> About this task: Report all lines below with the word "блока".
BEGIN Supplied records
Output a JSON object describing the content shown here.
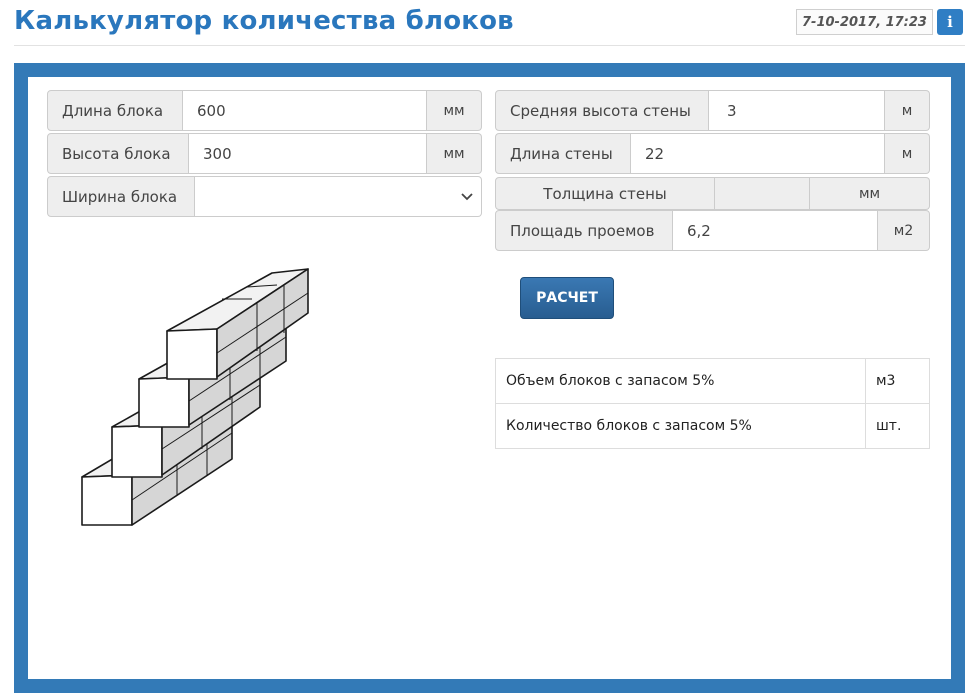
{
  "header": {
    "title": "Калькулятор количества блоков",
    "datetime": "7-10-2017, 17:23",
    "info_icon": "i"
  },
  "left_inputs": {
    "block_length": {
      "label": "Длина блока",
      "value": "600",
      "unit": "мм"
    },
    "block_height": {
      "label": "Высота блока",
      "value": "300",
      "unit": "мм"
    },
    "block_width": {
      "label": "Ширина блока",
      "value": ""
    }
  },
  "right_inputs": {
    "wall_height": {
      "label": "Средняя высота стены",
      "value": "3",
      "unit": "м"
    },
    "wall_length": {
      "label": "Длина стены",
      "value": "22",
      "unit": "м"
    },
    "wall_thickness": {
      "label": "Толщина стены",
      "unit": "мм"
    },
    "openings_area": {
      "label": "Площадь проемов",
      "value": "6,2",
      "unit": "м2"
    }
  },
  "calc_button": "РАСЧЕТ",
  "results": [
    {
      "label": "Объем блоков с запасом 5%",
      "unit": "м3"
    },
    {
      "label": "Количество блоков с запасом 5%",
      "unit": "шт."
    }
  ],
  "colors": {
    "accent": "#2a77bd",
    "frame": "#337ab7",
    "button": "#2f6aa3"
  },
  "icons": {
    "info": "info-icon",
    "select_arrow": "chevron-down-icon",
    "wall_image": "brick-wall-illustration"
  }
}
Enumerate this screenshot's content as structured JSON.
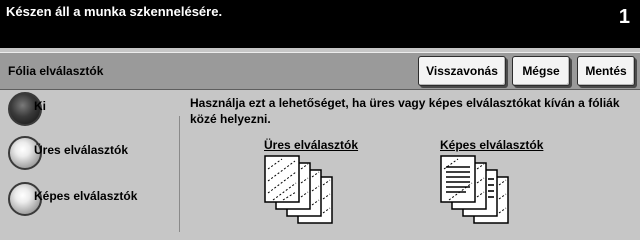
{
  "status": {
    "message": "Készen áll a munka szkennelésére.",
    "page_count": "1"
  },
  "title": "Fólia elválasztók",
  "buttons": {
    "undo": "Visszavonás",
    "cancel": "Mégse",
    "save": "Mentés"
  },
  "options": [
    {
      "label": "Ki",
      "selected": true
    },
    {
      "label": "Üres elválasztók",
      "selected": false
    },
    {
      "label": "Képes elválasztók",
      "selected": false
    }
  ],
  "description": "Használja ezt a lehetőséget, ha üres vagy képes elválasztókat kíván a fóliák közé helyezni.",
  "examples": {
    "blank_label": "Üres elválasztók",
    "image_label": "Képes elválasztók"
  },
  "icons": {
    "blank": "blank-separator-stack-icon",
    "image": "image-separator-stack-icon"
  }
}
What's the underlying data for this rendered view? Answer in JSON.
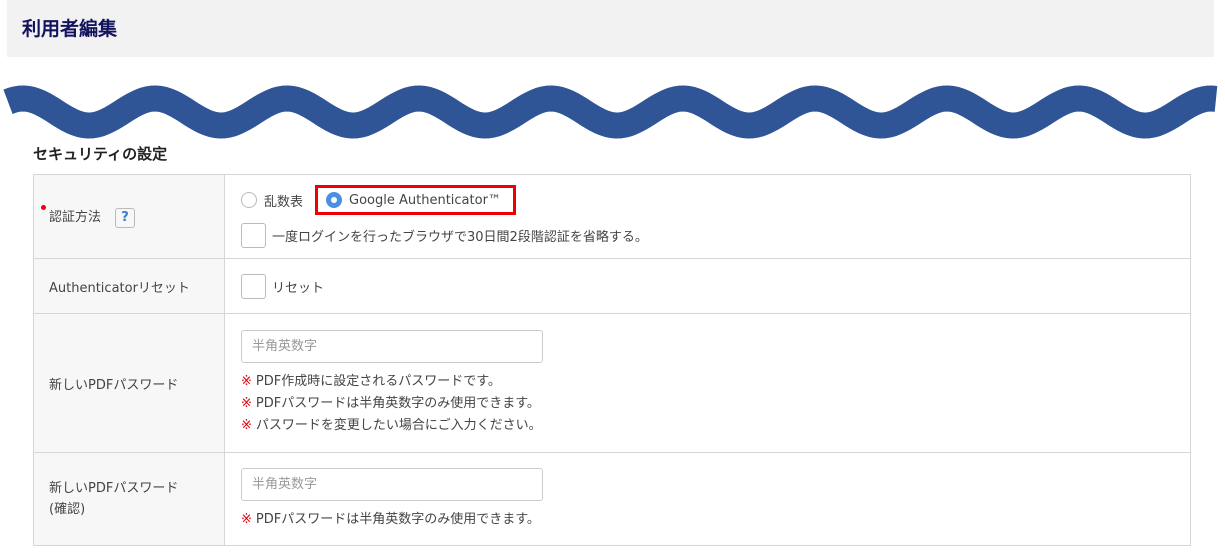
{
  "header": {
    "title": "利用者編集"
  },
  "section": {
    "title": "セキュリティの設定"
  },
  "auth": {
    "label": "認証方法",
    "help": "?",
    "options": [
      "乱数表",
      "Google Authenticator™"
    ],
    "selected": "Google Authenticator™",
    "skip_label": "一度ログインを行ったブラウザで30日間2段階認証を省略する。"
  },
  "reset": {
    "label": "Authenticatorリセット",
    "checkbox_label": "リセット"
  },
  "pdf": {
    "label": "新しいPDFパスワード",
    "placeholder": "半角英数字",
    "mark": "※",
    "notes": [
      "PDF作成時に設定されるパスワードです。",
      "PDFパスワードは半角英数字のみ使用できます。",
      "パスワードを変更したい場合にご入力ください。"
    ]
  },
  "pdf_confirm": {
    "label_line1": "新しいPDFパスワード",
    "label_line2": "(確認)",
    "placeholder": "半角英数字",
    "notes": [
      "PDFパスワードは半角英数字のみ使用できます。"
    ]
  },
  "colors": {
    "title": "#14145e",
    "wave": "#2f5597",
    "highlight": "#e00000",
    "required": "#e60012"
  }
}
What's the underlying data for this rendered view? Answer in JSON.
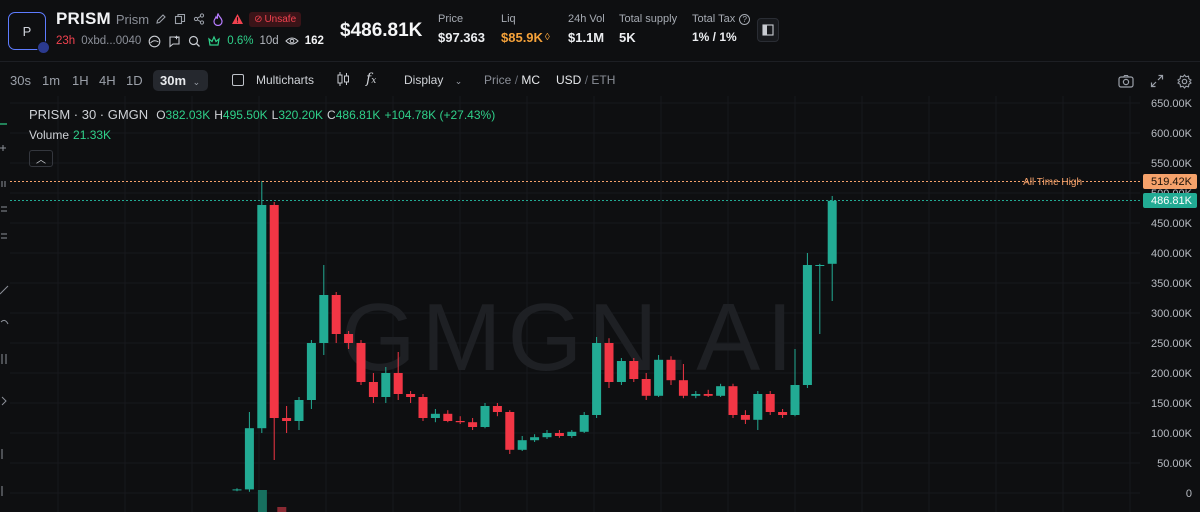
{
  "token": {
    "avatar_letter": "P",
    "symbol": "PRISM",
    "name": "Prism",
    "unsafe_label": "Unsafe",
    "age": "23h",
    "address": "0xbd...0040",
    "change_pct": "0.6%",
    "holder_days": "10d",
    "views": "162"
  },
  "header": {
    "market_cap": "$486.81K",
    "stats": [
      {
        "label": "Price",
        "value": "$97.363"
      },
      {
        "label": "Liq",
        "value": "$85.9K"
      },
      {
        "label": "24h Vol",
        "value": "$1.1M"
      },
      {
        "label": "Total supply",
        "value": "5K"
      },
      {
        "label": "Total Tax",
        "value": "1% / 1%"
      }
    ]
  },
  "toolbar": {
    "timeframes": [
      "30s",
      "1m",
      "1H",
      "4H",
      "1D"
    ],
    "active_timeframe": "30m",
    "multicharts": "Multicharts",
    "display": "Display",
    "price": "Price",
    "mc": "MC",
    "usd": "USD",
    "eth": "ETH"
  },
  "chart": {
    "legend_title": "PRISM · 30 · GMGN",
    "o_label": "O",
    "o_value": "382.03K",
    "h_label": "H",
    "h_value": "495.50K",
    "l_label": "L",
    "l_value": "320.20K",
    "c_label": "C",
    "c_value": "486.81K",
    "change": "+104.78K (+27.43%)",
    "volume_label": "Volume",
    "volume_value": "21.33K",
    "watermark": "GMGN.AI",
    "ath_label": "All Time High",
    "ath_value": "519.42K",
    "last_value": "486.81K",
    "colors": {
      "up": "#22ab94",
      "down": "#f23645",
      "ath": "#f5a26b",
      "bg": "#0e0f11"
    }
  },
  "chart_data": {
    "type": "candlestick",
    "y_ticks": [
      "650.00K",
      "600.00K",
      "550.00K",
      "500.00K",
      "450.00K",
      "400.00K",
      "350.00K",
      "300.00K",
      "250.00K",
      "200.00K",
      "150.00K",
      "100.00K",
      "50.00K",
      "0"
    ],
    "ylim": [
      0,
      650
    ],
    "unit": "K",
    "ath": 519.42,
    "last": 486.81,
    "candles": [
      {
        "o": 5,
        "h": 8,
        "l": 3,
        "c": 6
      },
      {
        "o": 6,
        "h": 135,
        "l": 2,
        "c": 108
      },
      {
        "o": 108,
        "h": 520,
        "l": 100,
        "c": 480
      },
      {
        "o": 480,
        "h": 485,
        "l": 55,
        "c": 125
      },
      {
        "o": 125,
        "h": 145,
        "l": 100,
        "c": 120
      },
      {
        "o": 120,
        "h": 160,
        "l": 105,
        "c": 155
      },
      {
        "o": 155,
        "h": 255,
        "l": 140,
        "c": 250
      },
      {
        "o": 250,
        "h": 380,
        "l": 230,
        "c": 330
      },
      {
        "o": 330,
        "h": 335,
        "l": 250,
        "c": 265
      },
      {
        "o": 265,
        "h": 270,
        "l": 240,
        "c": 250
      },
      {
        "o": 250,
        "h": 255,
        "l": 180,
        "c": 185
      },
      {
        "o": 185,
        "h": 200,
        "l": 150,
        "c": 160
      },
      {
        "o": 160,
        "h": 210,
        "l": 150,
        "c": 200
      },
      {
        "o": 200,
        "h": 235,
        "l": 155,
        "c": 165
      },
      {
        "o": 165,
        "h": 170,
        "l": 150,
        "c": 160
      },
      {
        "o": 160,
        "h": 165,
        "l": 120,
        "c": 125
      },
      {
        "o": 125,
        "h": 140,
        "l": 118,
        "c": 132
      },
      {
        "o": 132,
        "h": 138,
        "l": 118,
        "c": 120
      },
      {
        "o": 120,
        "h": 128,
        "l": 115,
        "c": 118
      },
      {
        "o": 118,
        "h": 125,
        "l": 105,
        "c": 110
      },
      {
        "o": 110,
        "h": 150,
        "l": 108,
        "c": 145
      },
      {
        "o": 145,
        "h": 150,
        "l": 128,
        "c": 135
      },
      {
        "o": 135,
        "h": 138,
        "l": 65,
        "c": 72
      },
      {
        "o": 72,
        "h": 95,
        "l": 70,
        "c": 88
      },
      {
        "o": 88,
        "h": 98,
        "l": 85,
        "c": 93
      },
      {
        "o": 93,
        "h": 105,
        "l": 90,
        "c": 100
      },
      {
        "o": 100,
        "h": 105,
        "l": 92,
        "c": 95
      },
      {
        "o": 95,
        "h": 105,
        "l": 92,
        "c": 102
      },
      {
        "o": 102,
        "h": 135,
        "l": 100,
        "c": 130
      },
      {
        "o": 130,
        "h": 260,
        "l": 125,
        "c": 250
      },
      {
        "o": 250,
        "h": 258,
        "l": 175,
        "c": 185
      },
      {
        "o": 185,
        "h": 225,
        "l": 180,
        "c": 220
      },
      {
        "o": 220,
        "h": 225,
        "l": 185,
        "c": 190
      },
      {
        "o": 190,
        "h": 200,
        "l": 155,
        "c": 162
      },
      {
        "o": 162,
        "h": 230,
        "l": 160,
        "c": 222
      },
      {
        "o": 222,
        "h": 228,
        "l": 180,
        "c": 188
      },
      {
        "o": 188,
        "h": 215,
        "l": 158,
        "c": 162
      },
      {
        "o": 162,
        "h": 170,
        "l": 158,
        "c": 165
      },
      {
        "o": 165,
        "h": 172,
        "l": 160,
        "c": 162
      },
      {
        "o": 162,
        "h": 182,
        "l": 160,
        "c": 178
      },
      {
        "o": 178,
        "h": 182,
        "l": 125,
        "c": 130
      },
      {
        "o": 130,
        "h": 138,
        "l": 115,
        "c": 122
      },
      {
        "o": 122,
        "h": 170,
        "l": 105,
        "c": 165
      },
      {
        "o": 165,
        "h": 170,
        "l": 130,
        "c": 135
      },
      {
        "o": 135,
        "h": 140,
        "l": 125,
        "c": 130
      },
      {
        "o": 130,
        "h": 240,
        "l": 128,
        "c": 180
      },
      {
        "o": 180,
        "h": 400,
        "l": 175,
        "c": 380
      },
      {
        "o": 380,
        "h": 382,
        "l": 265,
        "c": 380
      },
      {
        "o": 382,
        "h": 495,
        "l": 320,
        "c": 487
      }
    ]
  }
}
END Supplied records
> Exercise solution:
      "label": "Длина блока",
      "label": "Высота блока",
      "label": "Ширина блока",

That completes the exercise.